_Task requirements_. Please copy every line of the data in which the string "description" appears.

[Web page and app entries]
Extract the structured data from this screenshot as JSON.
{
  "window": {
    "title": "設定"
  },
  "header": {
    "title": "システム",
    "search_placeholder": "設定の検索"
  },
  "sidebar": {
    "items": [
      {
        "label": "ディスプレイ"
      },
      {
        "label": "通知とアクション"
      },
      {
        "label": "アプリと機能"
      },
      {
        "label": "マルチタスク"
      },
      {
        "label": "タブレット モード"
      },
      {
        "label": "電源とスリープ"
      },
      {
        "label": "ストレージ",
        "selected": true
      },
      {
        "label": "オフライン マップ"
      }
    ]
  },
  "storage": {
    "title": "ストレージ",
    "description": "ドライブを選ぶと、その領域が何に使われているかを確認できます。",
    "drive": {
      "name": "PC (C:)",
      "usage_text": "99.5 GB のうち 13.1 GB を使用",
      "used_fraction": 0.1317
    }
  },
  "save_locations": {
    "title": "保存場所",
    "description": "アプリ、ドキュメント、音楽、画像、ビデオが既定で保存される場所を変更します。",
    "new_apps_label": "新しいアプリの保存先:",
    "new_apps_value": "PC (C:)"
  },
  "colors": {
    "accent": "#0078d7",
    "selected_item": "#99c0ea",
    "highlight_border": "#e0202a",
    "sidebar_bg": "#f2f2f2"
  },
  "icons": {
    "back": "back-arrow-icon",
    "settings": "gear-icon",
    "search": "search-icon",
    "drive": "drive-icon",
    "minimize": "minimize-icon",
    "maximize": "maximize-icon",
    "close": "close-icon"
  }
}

_Answer to the problem_.
    "description": "ドライブを選ぶと、その領域が何に使われているかを確認できます。",
    "description": "アプリ、ドキュメント、音楽、画像、ビデオが既定で保存される場所を変更します。",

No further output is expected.